The site addresses how GISis continually used in healthy research and promotion such as disease surveillance, community health projects, or other research projects which it has encountered. With many available functions to view, understand, question, interpret, and visualize data, researchers utilize GIS for disease surveillance, data collection, and data visualization.


The MacArthur Research Network on Socioeconomic Status and Health

The MacArthur Research Network on Socioeconomic Status and Health is a multi-disciplinary collaboration comprising leading scholars from the fields of psychology, sociology, psychoneuroimmunology, medicine, epidemiology, neuroscience, biostatistics, and economics who have been working together for the last decade. The network research agenda is organized around an integrated conceptual model of the environmental and psychosocial pathways by which socioeconomic status alters the performance of biological systems, thereby affecting disease risk, disease progression, and ultimately mortality.


The Baltimore Longitudinal Study of Aging

The National Institute on Aging supports the Baltimore Longitudinal Study of Aging (BLSA), America's longest-running scientific study of human aging, begun in 1958. BLSA scientists are learning what happens as people age and how to sort out changes due to aging from those due to disease or other causes.
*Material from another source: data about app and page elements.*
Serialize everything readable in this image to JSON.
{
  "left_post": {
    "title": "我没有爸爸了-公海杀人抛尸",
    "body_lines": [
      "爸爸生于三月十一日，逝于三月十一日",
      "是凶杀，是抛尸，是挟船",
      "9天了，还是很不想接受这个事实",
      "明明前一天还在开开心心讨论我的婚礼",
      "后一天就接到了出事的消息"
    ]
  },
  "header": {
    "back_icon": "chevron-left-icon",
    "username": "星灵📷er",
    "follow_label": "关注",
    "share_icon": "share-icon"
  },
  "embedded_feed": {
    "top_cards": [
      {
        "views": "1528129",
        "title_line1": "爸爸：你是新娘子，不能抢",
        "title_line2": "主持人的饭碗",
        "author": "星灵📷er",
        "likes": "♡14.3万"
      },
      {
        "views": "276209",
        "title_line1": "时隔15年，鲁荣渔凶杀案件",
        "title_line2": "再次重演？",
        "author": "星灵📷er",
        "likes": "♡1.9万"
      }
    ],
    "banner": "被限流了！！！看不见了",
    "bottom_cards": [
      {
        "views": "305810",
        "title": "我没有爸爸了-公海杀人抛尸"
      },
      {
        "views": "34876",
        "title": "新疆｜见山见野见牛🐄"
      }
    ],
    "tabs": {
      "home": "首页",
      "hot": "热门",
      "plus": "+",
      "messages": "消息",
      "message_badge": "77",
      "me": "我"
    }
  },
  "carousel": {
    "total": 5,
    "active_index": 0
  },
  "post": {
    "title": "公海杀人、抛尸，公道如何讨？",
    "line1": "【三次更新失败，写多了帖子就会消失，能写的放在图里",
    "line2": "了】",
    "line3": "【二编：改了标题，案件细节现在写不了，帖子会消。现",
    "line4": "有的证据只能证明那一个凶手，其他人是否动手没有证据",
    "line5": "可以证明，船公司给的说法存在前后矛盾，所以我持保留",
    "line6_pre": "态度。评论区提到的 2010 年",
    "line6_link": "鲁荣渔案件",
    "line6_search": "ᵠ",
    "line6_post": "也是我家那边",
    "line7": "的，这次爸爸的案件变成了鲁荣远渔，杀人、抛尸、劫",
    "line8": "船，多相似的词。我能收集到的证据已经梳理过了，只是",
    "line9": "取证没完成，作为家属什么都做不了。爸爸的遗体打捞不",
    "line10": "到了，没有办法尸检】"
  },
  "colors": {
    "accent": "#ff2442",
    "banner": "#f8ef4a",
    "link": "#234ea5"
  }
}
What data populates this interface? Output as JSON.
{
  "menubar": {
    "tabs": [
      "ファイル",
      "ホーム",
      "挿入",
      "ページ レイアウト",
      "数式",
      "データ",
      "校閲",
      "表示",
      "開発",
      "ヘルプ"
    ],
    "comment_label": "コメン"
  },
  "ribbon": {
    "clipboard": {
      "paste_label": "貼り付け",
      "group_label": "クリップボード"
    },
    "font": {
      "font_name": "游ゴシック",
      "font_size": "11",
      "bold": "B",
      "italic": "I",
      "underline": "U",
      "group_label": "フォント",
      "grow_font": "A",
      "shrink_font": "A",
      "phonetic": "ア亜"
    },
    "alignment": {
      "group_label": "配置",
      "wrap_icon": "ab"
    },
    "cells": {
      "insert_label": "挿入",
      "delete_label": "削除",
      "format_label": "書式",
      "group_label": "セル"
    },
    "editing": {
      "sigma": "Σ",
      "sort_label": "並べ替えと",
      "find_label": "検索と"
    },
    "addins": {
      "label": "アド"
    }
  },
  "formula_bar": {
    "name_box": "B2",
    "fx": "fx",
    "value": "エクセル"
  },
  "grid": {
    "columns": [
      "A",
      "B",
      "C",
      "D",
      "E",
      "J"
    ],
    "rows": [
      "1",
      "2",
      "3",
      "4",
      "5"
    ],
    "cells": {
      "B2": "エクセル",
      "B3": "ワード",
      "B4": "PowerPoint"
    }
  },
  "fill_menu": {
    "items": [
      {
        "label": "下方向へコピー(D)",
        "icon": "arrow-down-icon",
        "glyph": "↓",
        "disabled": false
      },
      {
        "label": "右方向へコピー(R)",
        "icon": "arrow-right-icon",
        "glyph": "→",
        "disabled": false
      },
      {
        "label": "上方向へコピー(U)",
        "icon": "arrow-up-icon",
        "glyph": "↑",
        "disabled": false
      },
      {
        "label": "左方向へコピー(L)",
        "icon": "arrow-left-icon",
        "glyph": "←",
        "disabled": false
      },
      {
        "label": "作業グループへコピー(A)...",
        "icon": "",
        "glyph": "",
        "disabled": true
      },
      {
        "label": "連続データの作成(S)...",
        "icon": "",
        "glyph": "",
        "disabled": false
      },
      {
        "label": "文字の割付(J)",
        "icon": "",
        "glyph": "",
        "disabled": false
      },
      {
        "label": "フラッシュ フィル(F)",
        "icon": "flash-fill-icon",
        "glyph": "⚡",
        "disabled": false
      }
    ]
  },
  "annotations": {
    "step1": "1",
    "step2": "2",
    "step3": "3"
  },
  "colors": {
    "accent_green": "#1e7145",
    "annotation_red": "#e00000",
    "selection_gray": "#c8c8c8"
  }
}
More than 1,400 men and women are study volunteers. They range in age from their 20s to their 90s. 


The Wisconsin Longitudinal Study

The Wisconsin Longitudinal Study (WLS) is a long-term study of a random sample of 10,317 men and women who graduated from Wisconsin high schools in 1957. The WLS provides an opportunity to study the life course, intergenerational transfers and relationships, family functioning, physical and mental health and well-being, and morbidity and mortality from late adolescence through 2008.


Grant Makers in Health (GIH) Audio Conference, New State-Level Data on Health Status by Income, Education, and Race/Ethnicity 

June 18, 2009

  • Part of GIH Social Determinants of Health Audio Conference Series
  • Presentation: New evidence that helped 1) assess how far states are from reaching the full health potential of children and adults, 2) raise awareness about the need to address social factors in order to close the current gaps in health, and 3) stimulate discussion and debate within states and nationally about promising directions for closing those gaps.
  • To view the presentation and resources, please visit here:
  • Click here to download 



Dialogue4Health Web Forums, Taking Action to Support Community Prevention and Equity in Health Reform 

July 20 and 21, 2009 and August 4, 2009

About: Web forums have been organized by the Prevention Institute and the Public Health Institute to take place on 

The preliminary agenda for the forum is as follows:

  •  Update on health reform legislation
  •  How to make the case for community prevention and equity
  •  Actions to reach all members of Congress
  •  Taking advantage of media opportunities
  •  How organization and individuals can educate without lobbying
  •  Primer on conducting a legislative visit

For more information on the web forums please visit here:



Managed Care Magazine: A Real Chance at Health Equity